Forsyth still writes a column for the Daily Express and says he thought he had better tell them what was going on in Guinea-Bissau. He does not use computers or mobile phones but borrowed a phone and dictated 1,000 words of copy.
"Unfortunately, the American intelligence services listened to it and wasted my wife's computer screen and totalled all her lunch dates," he claims.
Friends in 'low places'
Mr Forsyth has no proof for this claim.
He suspected foul play as soon as he got back home to his farm in Berkshire and discovered that his wife's computer had ceased to function.
He claims his suspicions were confirmed to him by his sources - the mysterious people who inform his thriller writing, whom he likes to describe as his "friends in low places".
"Everything up there in the ether is intercepted, probably by the National Security Agency at Fort Meade in Maryland, and I think my report ended up somewhere on a desk at Fort Meade," he says.
He thinks they assumed he might be involved in the attempted coup in Guinea-Bissau in some way because he had previous experience in the region, and had written about a fictional coup in Equatorial Guinea in The Dogs of War.
Not only that, but he had discussed the details of such a coup in 1973 with real-life plotters and given them money in return for information. The coup never materialised as the participants were arrested before it came off.
But Frederick Forsyth believes the security services have long memories.
To paraphrase Oscar Wilde badly, to be involved in one West African coup attempt and for that to be found out might be considered a misfortune, but to be caught up in what appears to be a second West African coup attempt looks like carelessness.
You can watch the full interview on Wednesday 18 August 2010 on the BBC News Channel at 0230 and 0430 BST and on BBC World News at 0330, 0830, 1530, 1930 GMT

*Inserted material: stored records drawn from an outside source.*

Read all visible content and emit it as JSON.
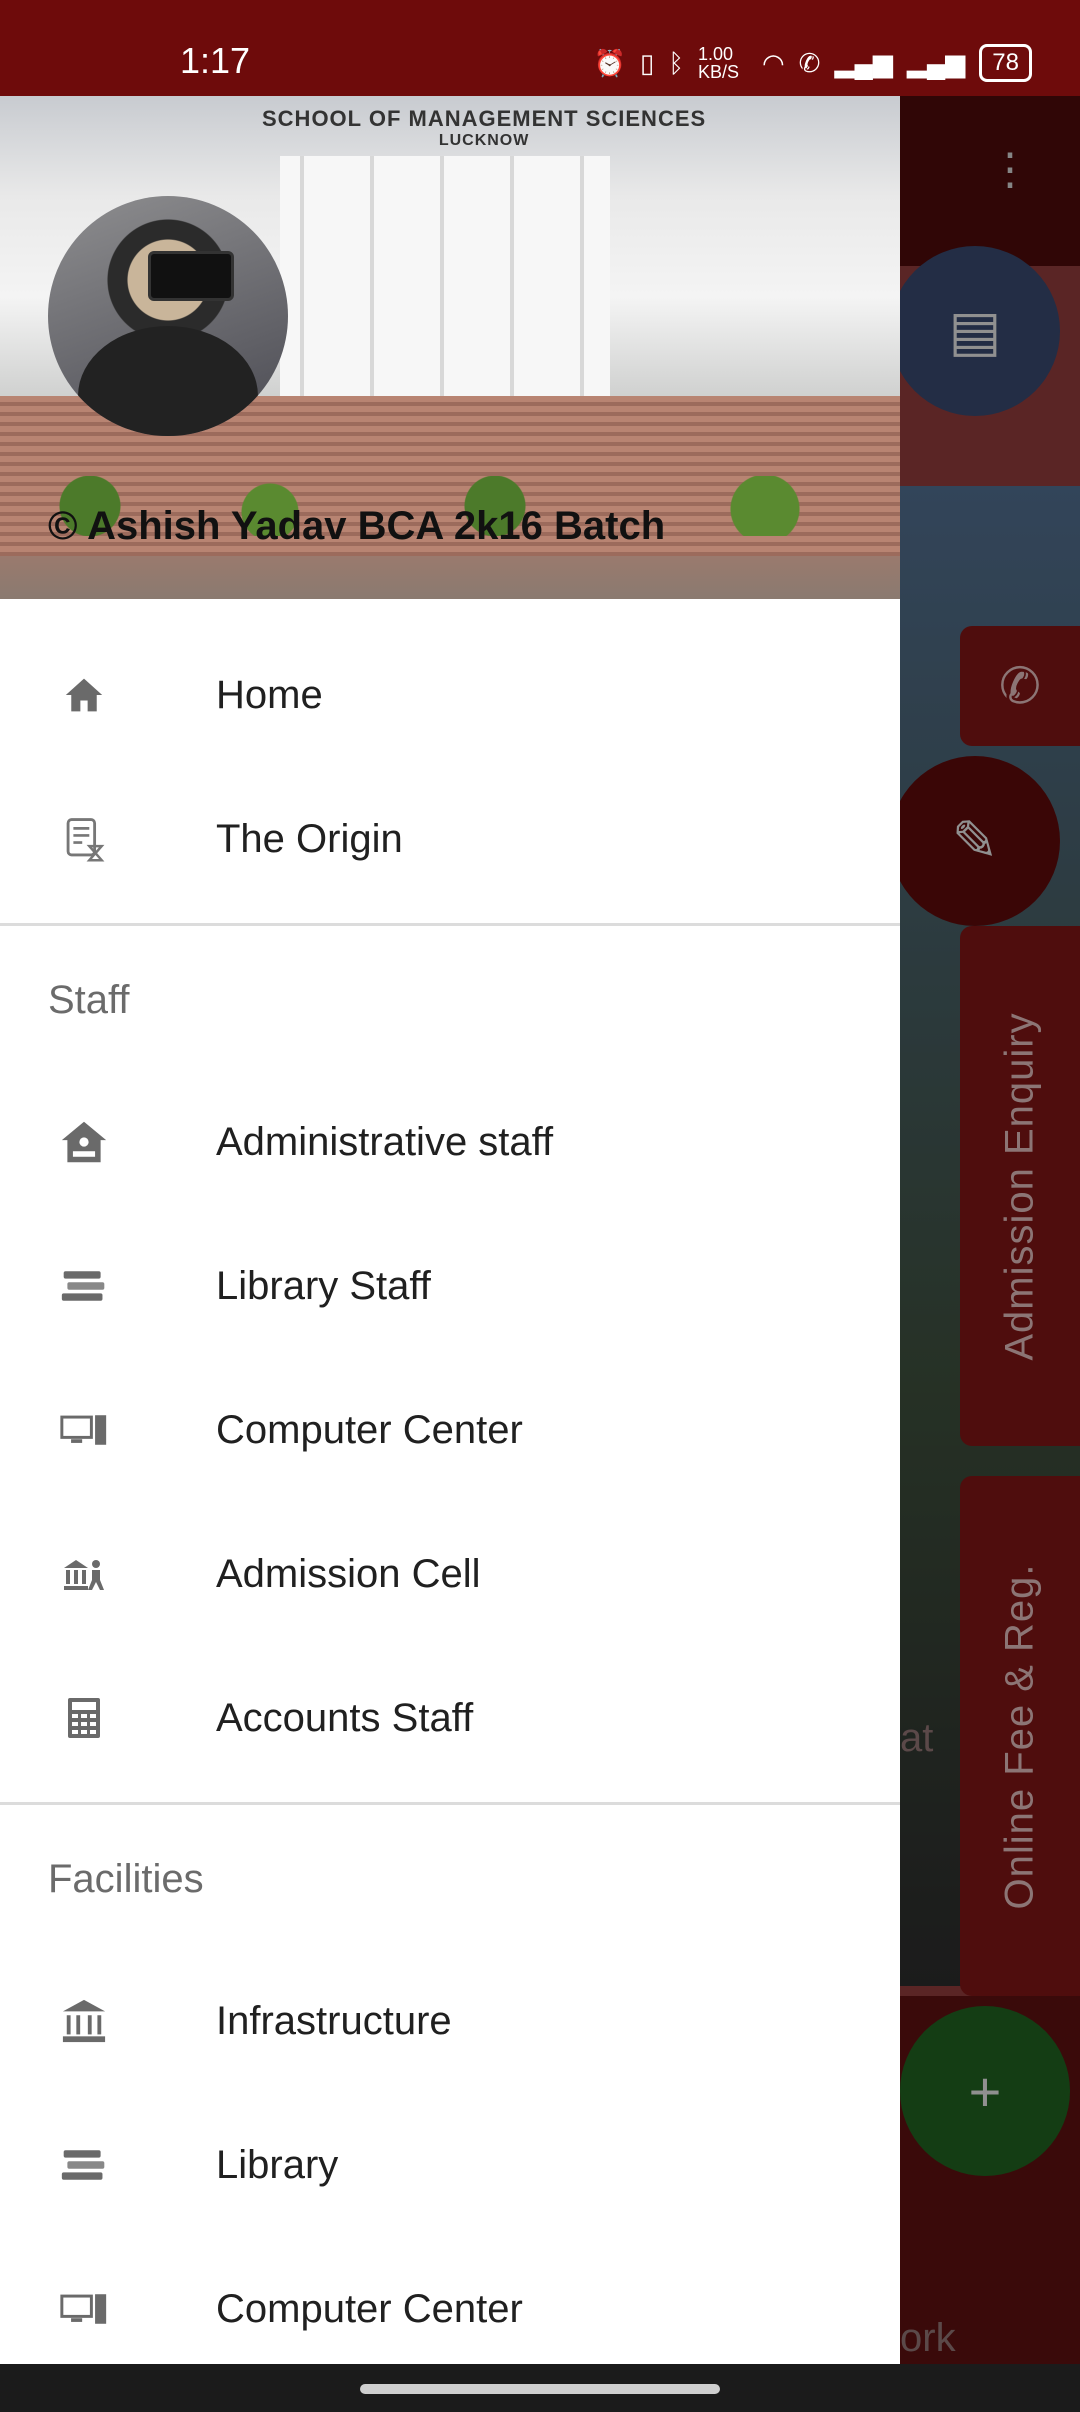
{
  "status_bar": {
    "time": "1:17",
    "net_speed": "1.00 KB/S",
    "battery": "78"
  },
  "background_app": {
    "side_tabs": [
      "Admission Enquiry",
      "Online Fee & Reg."
    ],
    "ghost_texts": [
      "at",
      "ork"
    ]
  },
  "drawer": {
    "header": {
      "building_title": "SCHOOL OF MANAGEMENT SCIENCES",
      "building_subtitle": "LUCKNOW",
      "copyright": "© Ashish Yadav BCA 2k16 Batch"
    },
    "main_items": [
      {
        "label": "Home",
        "icon": "home-icon"
      },
      {
        "label": "The Origin",
        "icon": "document-icon"
      }
    ],
    "staff_section": {
      "title": "Staff",
      "items": [
        {
          "label": "Administrative staff",
          "icon": "admin-building-icon"
        },
        {
          "label": "Library Staff",
          "icon": "books-icon"
        },
        {
          "label": "Computer Center",
          "icon": "desktop-icon"
        },
        {
          "label": "Admission Cell",
          "icon": "admission-icon"
        },
        {
          "label": "Accounts Staff",
          "icon": "calculator-icon"
        }
      ]
    },
    "facilities_section": {
      "title": "Facilities",
      "items": [
        {
          "label": "Infrastructure",
          "icon": "institution-icon"
        },
        {
          "label": "Library",
          "icon": "books-icon"
        },
        {
          "label": "Computer Center",
          "icon": "desktop-icon"
        }
      ]
    }
  }
}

This page is best viewed in an up-to-date web browser with style sheets (CSS) enabled. While you will be able to view the content of this page in your current browser, you will not be able to get the full visual experience. Please consider upgrading your browser software or enabling style sheets (CSS) if you are able to do so.